------ Listed entries ------

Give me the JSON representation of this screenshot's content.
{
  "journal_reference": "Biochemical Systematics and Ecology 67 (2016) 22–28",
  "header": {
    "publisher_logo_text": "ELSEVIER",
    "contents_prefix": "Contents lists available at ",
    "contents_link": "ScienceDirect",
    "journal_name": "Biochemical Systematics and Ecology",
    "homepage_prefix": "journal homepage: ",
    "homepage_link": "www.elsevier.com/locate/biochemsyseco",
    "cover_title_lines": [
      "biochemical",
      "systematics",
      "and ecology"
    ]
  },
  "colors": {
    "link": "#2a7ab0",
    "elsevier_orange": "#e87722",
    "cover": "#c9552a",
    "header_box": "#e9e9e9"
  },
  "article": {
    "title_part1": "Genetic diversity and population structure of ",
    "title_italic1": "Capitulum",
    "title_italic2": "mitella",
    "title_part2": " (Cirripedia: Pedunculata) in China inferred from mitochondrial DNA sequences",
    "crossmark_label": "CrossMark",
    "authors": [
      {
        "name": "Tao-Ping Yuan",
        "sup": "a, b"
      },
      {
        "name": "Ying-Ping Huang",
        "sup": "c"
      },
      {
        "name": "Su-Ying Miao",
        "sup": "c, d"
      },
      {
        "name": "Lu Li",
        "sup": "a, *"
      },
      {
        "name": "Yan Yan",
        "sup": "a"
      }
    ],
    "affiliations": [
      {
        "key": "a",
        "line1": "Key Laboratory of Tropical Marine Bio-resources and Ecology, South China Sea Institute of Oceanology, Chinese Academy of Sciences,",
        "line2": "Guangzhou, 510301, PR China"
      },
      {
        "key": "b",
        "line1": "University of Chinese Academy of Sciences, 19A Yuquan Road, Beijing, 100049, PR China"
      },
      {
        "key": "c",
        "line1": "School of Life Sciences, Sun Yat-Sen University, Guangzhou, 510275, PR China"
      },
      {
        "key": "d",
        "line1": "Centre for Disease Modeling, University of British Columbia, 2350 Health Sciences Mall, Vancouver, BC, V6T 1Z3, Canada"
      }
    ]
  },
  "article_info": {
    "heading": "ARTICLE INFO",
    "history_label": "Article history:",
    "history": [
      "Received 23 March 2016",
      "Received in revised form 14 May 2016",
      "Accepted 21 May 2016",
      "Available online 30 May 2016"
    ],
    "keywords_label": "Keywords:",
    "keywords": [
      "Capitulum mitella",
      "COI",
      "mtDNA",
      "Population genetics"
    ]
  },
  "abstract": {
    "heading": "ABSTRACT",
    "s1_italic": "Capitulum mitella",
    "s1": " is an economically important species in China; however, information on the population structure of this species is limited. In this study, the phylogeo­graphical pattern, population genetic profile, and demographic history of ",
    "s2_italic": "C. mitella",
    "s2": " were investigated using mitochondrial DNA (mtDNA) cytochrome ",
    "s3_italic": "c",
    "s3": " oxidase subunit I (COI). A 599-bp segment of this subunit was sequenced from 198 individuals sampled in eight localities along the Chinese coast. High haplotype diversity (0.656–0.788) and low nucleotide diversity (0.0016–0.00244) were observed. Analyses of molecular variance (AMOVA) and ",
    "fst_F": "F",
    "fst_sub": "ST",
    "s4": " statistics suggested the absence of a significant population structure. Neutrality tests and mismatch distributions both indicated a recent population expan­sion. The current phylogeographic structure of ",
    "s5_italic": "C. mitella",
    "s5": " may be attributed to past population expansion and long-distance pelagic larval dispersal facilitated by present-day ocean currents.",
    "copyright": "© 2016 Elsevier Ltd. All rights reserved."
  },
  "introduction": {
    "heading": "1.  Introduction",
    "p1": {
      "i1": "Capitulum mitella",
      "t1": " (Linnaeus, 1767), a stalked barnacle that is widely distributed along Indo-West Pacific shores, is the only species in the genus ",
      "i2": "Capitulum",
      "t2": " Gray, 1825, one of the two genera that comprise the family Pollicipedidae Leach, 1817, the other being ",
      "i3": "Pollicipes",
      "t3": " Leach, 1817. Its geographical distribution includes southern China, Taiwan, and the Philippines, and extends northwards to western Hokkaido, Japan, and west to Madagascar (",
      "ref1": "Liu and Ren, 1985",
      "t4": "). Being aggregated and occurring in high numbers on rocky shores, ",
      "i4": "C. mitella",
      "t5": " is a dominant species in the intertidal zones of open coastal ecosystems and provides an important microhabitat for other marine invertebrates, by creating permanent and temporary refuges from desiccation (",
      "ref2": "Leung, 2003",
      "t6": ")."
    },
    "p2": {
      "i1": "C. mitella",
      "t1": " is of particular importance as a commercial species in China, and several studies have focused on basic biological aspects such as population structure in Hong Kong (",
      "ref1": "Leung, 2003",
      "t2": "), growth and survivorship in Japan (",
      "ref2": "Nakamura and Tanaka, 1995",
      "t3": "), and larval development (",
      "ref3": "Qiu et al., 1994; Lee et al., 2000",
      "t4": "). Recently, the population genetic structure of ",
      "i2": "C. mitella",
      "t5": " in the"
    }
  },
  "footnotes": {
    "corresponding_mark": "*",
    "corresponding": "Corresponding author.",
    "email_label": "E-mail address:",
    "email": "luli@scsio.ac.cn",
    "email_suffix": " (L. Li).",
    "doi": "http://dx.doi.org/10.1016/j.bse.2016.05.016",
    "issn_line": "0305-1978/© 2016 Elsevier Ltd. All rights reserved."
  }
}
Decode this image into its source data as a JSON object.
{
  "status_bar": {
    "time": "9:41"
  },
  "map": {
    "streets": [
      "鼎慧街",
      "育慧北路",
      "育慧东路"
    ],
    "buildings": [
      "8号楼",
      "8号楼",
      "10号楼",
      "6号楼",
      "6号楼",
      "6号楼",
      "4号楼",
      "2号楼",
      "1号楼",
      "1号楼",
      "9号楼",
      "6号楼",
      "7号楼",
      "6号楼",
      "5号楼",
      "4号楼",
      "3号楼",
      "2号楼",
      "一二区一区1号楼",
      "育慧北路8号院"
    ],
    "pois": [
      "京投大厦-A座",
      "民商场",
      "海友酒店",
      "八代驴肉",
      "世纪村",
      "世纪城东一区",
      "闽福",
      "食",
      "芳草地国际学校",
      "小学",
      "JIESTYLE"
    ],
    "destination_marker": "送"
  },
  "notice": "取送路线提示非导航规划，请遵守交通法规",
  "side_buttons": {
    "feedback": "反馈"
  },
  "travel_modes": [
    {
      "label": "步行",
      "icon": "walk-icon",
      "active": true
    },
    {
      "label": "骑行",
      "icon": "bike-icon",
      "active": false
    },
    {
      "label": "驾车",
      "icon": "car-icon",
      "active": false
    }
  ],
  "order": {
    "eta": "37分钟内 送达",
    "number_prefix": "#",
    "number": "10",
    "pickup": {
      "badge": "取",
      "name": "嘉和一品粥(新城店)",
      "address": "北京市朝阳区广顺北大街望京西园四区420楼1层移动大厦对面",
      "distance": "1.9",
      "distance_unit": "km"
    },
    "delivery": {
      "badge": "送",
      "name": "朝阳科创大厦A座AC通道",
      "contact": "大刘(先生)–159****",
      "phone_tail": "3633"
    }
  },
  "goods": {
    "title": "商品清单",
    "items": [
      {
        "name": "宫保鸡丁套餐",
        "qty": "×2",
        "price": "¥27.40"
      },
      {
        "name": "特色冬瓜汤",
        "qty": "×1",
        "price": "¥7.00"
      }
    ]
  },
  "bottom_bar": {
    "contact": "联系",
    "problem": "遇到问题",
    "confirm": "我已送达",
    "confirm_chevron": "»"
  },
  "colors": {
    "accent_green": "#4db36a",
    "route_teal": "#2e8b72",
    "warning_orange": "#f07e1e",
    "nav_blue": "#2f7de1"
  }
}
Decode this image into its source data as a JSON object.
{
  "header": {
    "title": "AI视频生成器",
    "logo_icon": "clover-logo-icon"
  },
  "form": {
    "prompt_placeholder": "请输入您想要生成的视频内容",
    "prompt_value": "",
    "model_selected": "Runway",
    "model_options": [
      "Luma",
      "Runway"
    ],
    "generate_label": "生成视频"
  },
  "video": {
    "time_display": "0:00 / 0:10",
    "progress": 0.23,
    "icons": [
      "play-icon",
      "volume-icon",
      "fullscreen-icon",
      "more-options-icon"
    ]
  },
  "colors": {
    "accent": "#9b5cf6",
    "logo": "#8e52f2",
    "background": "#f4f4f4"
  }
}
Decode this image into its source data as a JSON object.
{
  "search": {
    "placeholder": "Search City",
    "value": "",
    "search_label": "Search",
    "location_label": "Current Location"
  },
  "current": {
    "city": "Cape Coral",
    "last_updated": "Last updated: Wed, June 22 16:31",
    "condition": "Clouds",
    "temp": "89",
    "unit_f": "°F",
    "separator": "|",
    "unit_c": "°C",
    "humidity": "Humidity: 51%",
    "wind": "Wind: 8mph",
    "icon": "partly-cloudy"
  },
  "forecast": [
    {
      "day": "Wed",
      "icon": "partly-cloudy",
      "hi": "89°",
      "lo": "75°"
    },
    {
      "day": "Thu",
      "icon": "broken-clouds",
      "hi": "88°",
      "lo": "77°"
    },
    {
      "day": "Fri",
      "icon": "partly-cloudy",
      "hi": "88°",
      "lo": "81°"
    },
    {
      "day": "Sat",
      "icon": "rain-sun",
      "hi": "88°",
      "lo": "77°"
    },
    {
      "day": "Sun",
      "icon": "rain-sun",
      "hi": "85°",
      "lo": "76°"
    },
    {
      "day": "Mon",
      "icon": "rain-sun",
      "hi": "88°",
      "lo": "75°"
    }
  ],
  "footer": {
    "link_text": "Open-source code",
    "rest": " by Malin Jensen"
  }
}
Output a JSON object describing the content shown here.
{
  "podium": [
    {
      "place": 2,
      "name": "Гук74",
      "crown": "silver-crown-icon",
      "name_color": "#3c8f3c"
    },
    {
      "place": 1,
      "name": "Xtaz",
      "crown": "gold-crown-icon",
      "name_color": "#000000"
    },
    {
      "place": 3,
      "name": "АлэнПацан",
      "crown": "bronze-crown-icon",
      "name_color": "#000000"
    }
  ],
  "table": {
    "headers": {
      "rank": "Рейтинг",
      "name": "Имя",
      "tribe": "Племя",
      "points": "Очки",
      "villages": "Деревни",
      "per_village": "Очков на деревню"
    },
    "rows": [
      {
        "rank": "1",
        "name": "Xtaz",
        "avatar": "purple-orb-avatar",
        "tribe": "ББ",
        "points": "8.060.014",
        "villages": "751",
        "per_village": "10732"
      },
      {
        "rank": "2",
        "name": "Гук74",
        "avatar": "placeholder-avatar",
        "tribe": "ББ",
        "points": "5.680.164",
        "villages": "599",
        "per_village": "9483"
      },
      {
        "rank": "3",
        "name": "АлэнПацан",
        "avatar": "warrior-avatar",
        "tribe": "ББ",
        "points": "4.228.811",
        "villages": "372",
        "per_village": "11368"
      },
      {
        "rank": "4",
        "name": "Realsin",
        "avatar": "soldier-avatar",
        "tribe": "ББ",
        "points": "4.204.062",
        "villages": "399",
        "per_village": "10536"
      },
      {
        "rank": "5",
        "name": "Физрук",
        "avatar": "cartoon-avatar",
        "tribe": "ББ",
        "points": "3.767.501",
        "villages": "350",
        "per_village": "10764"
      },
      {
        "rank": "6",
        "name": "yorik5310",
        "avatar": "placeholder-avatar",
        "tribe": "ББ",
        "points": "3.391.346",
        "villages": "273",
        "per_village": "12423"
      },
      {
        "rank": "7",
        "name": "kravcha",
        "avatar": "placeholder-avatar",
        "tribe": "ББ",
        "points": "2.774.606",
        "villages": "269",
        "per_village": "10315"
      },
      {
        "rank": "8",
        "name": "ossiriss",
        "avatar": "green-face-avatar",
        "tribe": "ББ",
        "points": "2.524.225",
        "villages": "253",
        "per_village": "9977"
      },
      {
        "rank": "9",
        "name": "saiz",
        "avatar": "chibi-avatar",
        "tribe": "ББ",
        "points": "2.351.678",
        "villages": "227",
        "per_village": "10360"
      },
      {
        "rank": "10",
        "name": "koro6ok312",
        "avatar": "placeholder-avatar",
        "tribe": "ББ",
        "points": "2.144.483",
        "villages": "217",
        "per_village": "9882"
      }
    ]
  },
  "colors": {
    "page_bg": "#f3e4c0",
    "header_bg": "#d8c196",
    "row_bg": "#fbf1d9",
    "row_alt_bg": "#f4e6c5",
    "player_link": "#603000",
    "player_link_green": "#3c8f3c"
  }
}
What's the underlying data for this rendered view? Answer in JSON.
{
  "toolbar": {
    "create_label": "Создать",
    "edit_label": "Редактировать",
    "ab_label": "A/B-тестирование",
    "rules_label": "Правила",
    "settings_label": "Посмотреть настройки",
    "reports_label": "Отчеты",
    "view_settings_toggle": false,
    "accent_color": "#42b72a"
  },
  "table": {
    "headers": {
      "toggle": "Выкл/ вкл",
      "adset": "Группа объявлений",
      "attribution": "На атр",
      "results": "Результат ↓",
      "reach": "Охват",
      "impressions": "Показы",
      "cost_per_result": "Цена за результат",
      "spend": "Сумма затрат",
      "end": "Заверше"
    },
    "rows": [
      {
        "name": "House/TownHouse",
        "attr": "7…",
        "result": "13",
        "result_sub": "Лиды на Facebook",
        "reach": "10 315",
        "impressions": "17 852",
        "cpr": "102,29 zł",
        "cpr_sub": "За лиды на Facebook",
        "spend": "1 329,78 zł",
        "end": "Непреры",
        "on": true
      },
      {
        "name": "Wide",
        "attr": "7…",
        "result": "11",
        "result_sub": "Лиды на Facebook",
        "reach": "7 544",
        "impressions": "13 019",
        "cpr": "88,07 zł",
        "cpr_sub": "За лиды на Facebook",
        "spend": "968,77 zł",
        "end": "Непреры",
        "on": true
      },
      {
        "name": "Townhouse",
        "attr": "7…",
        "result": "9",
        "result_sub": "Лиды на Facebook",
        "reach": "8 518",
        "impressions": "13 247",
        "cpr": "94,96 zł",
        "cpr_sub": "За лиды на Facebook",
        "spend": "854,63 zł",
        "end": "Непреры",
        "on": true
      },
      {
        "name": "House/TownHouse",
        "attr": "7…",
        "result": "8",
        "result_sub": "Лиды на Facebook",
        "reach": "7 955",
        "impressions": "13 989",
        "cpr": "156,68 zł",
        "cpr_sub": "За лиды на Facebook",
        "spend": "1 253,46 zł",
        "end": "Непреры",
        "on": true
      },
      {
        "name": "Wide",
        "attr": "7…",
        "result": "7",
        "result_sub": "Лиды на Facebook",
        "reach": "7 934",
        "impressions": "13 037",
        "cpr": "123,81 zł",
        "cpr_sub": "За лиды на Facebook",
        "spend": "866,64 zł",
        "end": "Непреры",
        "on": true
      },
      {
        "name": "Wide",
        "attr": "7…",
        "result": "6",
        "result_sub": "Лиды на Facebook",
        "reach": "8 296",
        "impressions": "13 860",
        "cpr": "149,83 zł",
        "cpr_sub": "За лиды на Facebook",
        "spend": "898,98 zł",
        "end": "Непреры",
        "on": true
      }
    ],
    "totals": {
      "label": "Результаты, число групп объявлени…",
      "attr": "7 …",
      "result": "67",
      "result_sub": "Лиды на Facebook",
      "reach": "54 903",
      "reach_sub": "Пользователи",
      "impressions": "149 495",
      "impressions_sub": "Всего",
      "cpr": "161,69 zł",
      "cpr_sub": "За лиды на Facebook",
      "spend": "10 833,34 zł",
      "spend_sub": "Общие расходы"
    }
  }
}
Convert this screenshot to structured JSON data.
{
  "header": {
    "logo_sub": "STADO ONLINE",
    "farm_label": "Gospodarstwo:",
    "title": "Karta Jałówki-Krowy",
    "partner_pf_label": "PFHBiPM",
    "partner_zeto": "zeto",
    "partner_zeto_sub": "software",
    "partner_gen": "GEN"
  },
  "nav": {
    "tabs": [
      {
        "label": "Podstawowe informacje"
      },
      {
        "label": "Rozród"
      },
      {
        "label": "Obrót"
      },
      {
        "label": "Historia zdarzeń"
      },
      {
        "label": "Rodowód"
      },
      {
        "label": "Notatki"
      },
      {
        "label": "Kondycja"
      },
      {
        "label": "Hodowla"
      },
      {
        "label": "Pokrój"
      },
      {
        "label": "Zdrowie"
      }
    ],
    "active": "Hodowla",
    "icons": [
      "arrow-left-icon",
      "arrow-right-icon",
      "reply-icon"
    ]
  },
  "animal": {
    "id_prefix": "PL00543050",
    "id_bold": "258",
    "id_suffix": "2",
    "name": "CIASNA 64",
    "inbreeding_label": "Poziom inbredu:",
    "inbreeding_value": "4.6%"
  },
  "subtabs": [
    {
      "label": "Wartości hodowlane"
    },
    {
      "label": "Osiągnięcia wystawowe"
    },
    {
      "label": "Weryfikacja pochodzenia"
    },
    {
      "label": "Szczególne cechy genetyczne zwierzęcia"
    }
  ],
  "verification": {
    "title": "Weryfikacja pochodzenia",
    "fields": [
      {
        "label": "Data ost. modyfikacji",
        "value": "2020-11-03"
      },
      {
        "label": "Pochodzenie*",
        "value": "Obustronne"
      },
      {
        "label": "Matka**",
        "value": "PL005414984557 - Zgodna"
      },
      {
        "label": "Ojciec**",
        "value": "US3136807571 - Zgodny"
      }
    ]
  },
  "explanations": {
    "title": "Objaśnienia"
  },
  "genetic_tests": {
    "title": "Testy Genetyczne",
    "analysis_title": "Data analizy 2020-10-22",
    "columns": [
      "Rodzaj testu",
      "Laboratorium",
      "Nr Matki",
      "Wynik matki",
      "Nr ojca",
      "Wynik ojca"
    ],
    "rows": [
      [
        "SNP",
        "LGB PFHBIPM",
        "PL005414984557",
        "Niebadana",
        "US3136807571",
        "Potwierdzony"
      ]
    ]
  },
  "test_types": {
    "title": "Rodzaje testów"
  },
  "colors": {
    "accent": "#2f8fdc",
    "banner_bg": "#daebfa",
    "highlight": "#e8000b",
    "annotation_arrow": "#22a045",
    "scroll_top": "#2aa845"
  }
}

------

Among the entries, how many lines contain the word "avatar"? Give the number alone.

**Exercise output**. 10